The human characters of the film are often criticized for being bland, cliched and/or uninteresting. This complaint, however, could be considered Alien's own Franchise Original Sin, as its human casts beyond Ripley are typically a point of discussion that reaches quite caustic levels in installments like the ever-loved Aliens (whose colonial marines are infamous for being Too Dumb to Live with not so much plot justification) and the comparatively less liked Alien3 (where barely any character manages to be effective or sympathetic in the first place).
In another layer, the film is sometimes accused to contain too many cliches, even although the cliches used in this film are precisely the ones popularized by Alien itself, in particular the overarching "generic, Mega-Corp-founded expedition members who happen to be epically ill-prepared for the aggressive alien lifeforms they encounter" plot. This premise is so representative of the Alien franchise that the latter's installments Prometheus and Alien: Covenant adhere to it even tighter.
Just Here for Godzilla: A lot of people who dislike the film tend to admit that the fights between Aliens and Predators were pretty damn cool, and they often watch the film specifically in order to see the creatures trashing each other around.

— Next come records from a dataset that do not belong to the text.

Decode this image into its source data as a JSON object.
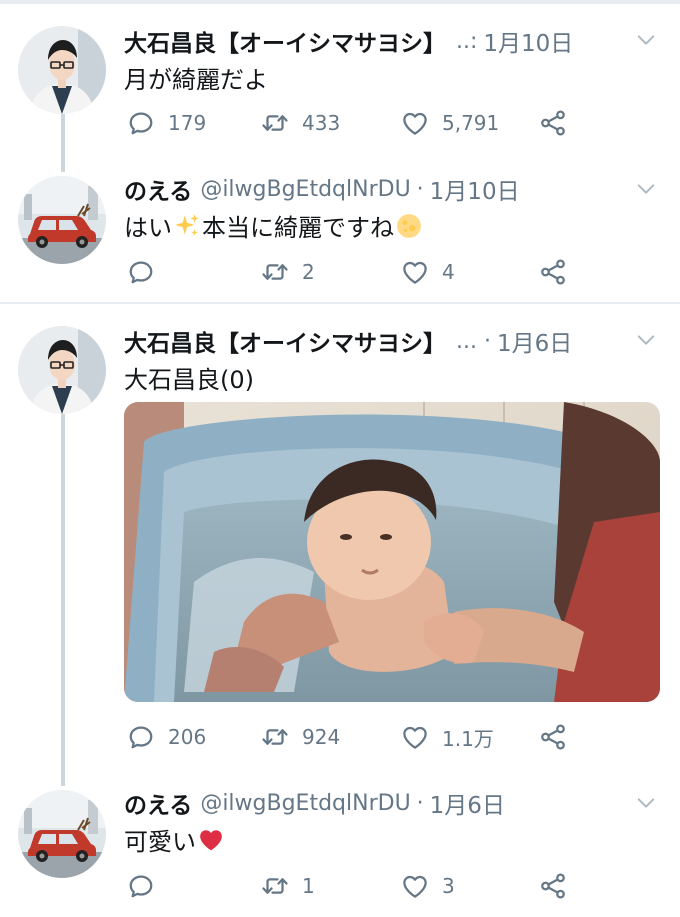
{
  "tweets": [
    {
      "name": "大石昌良【オーイシマサヨシ】",
      "handle": "",
      "ellipsis": "..:",
      "date": "1月10日",
      "text": "月が綺麗だよ",
      "reply_count": "179",
      "retweet_count": "433",
      "like_count": "5,791"
    },
    {
      "name": "のえる",
      "handle": "@ilwgBgEtdqlNrDU",
      "ellipsis": "·",
      "date": "1月10日",
      "text_before": "はい",
      "text_after": "本当に綺麗ですね",
      "reply_count": "",
      "retweet_count": "2",
      "like_count": "4"
    },
    {
      "name": "大石昌良【オーイシマサヨシ】",
      "handle": "",
      "ellipsis": "... ·",
      "date": "1月6日",
      "text": "大石昌良(0)",
      "reply_count": "206",
      "retweet_count": "924",
      "like_count": "1.1万"
    },
    {
      "name": "のえる",
      "handle": "@ilwgBgEtdqlNrDU",
      "ellipsis": "·",
      "date": "1月6日",
      "text": "可愛い",
      "reply_count": "",
      "retweet_count": "1",
      "like_count": "3"
    }
  ],
  "icons": {
    "reply": "reply-icon",
    "retweet": "retweet-icon",
    "like": "heart-icon",
    "share": "share-icon",
    "menu": "chevron-down-icon",
    "sparkles": "sparkles-emoji",
    "moon": "full-moon-emoji",
    "heart": "red-heart-emoji"
  },
  "colors": {
    "secondary_text": "#657786",
    "divider": "#e6ecf0",
    "thread_line": "#ccd6dd",
    "heart": "#e0245e",
    "sparkle": "#ffcc4d"
  }
}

Mis-blamed: As said in Audience-Alienating Premise above, Sigourney Weaver and many fans believe the crossover killed the film franchise of Alien. Actually, the series was already a Franchise Zombie to begin with, and the later half of its installments had been mediocre at the best and outright panned at the worst. Even although Fox's intentions to make AvP did cause James Cameron and Ridley Scott to delay the prequel project that would be Prometheus, the latter came eventually to be a few years after the crossover and it wasn't particularly popular either (and its sequel, Alien: Covenant, even less). If anything, AvP might have actually rekindled the interest for its title franchises among younger people and/or in countries where they didn't enjoy a great following.

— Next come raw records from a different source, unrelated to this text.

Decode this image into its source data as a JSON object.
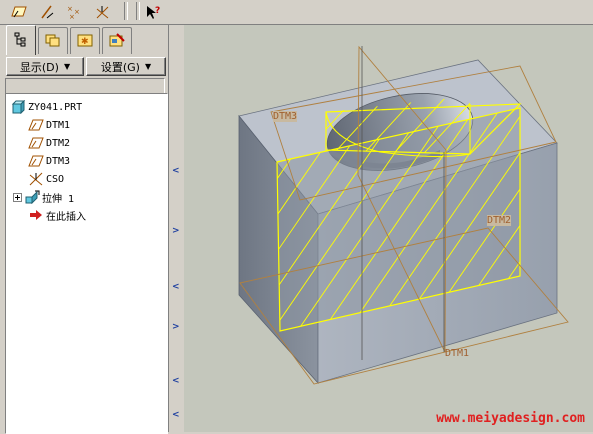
{
  "toolbar": {
    "buttons": [
      {
        "icon": "datum-plane-icon"
      },
      {
        "icon": "datum-axis-icon"
      },
      {
        "icon": "datum-point-icon"
      },
      {
        "icon": "coordinate-system-icon"
      },
      {
        "icon": "whats-this-help-icon"
      }
    ]
  },
  "panel": {
    "tabs": [
      {
        "icon": "model-tree-icon"
      },
      {
        "icon": "folder-browser-icon"
      },
      {
        "icon": "favorites-icon"
      },
      {
        "icon": "connections-icon"
      }
    ],
    "show_label": "显示(D)",
    "settings_label": "设置(G)",
    "tree": {
      "root": "ZY041.PRT",
      "items": [
        {
          "label": "DTM1",
          "icon": "datum-plane-icon"
        },
        {
          "label": "DTM2",
          "icon": "datum-plane-icon"
        },
        {
          "label": "DTM3",
          "icon": "datum-plane-icon"
        },
        {
          "label": "CSO",
          "icon": "coordinate-system-icon"
        },
        {
          "label": "拉伸 1",
          "icon": "extrude-icon"
        },
        {
          "label": "在此插入",
          "icon": "insert-here-arrow-icon"
        }
      ]
    }
  },
  "viewport": {
    "datum_labels": {
      "dtm1": "DTM1",
      "dtm2": "DTM2",
      "dtm3": "DTM3"
    },
    "watermark": "www.meiyadesign.com"
  },
  "colors": {
    "background": "#c4c7bc",
    "part_top": "#bfc5cf",
    "part_front": "#9ca4b0",
    "part_side": "#7f8794",
    "highlight": "#ffff00",
    "datum": "#b08040",
    "watermark": "#e02020"
  }
}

The Scrappy: Most of the human characters in the film are disliked for being flat and cliched obstructions to the crossover action.
Signature Scene: Nothing represents better this saga than the visual contraposition of a stern Predator mask and a slavering Alien head, which happens several times through the two movies. It was actually used for the first's poster.

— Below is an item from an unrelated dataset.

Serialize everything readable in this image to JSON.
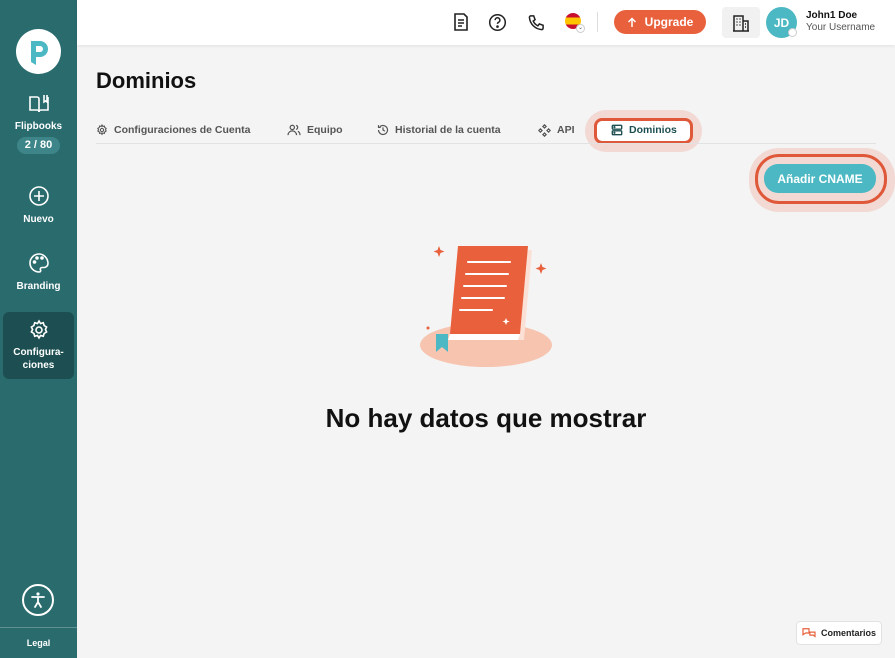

Tear Jerker: The death of Charles Weyland is surprisingly sympathetic.
They Wasted a Perfectly Good Plot: In the original script for the movie, after Scar is impaled by the Alien Queen, he tries to stab himself with his dagger to take the Chestburster inside of his body with him, not without speaking for the first and last time to tell Lex her earlier line of "The enemy of my enemy is my friend." It's unanimously agreed that this would have been brilliant to see in the final film.
The general opinion people have of Adele Rousseau, with most reviewers stating that she's the only character they liked. So of course she's one of the first to die.
Scar, for somewhat obvious reasons.
Vindicated by History: To an extent. The movie received a drastically hostile reception by both fanbases upon release, but after the release of the sequel and later Alien films, many have found redeemable parts to look back upon.
Visual Effects of Awesome: Regardless of the opinions about the film itself, the visual effects used to portray the Xenomorphs (especially the Queen) are still considered some of the best in the entire Alien franchise. The fact that a large portion of the effects are done with practical puppetry and suit work (with a wise usage of CGI when needed) is a feat by itself.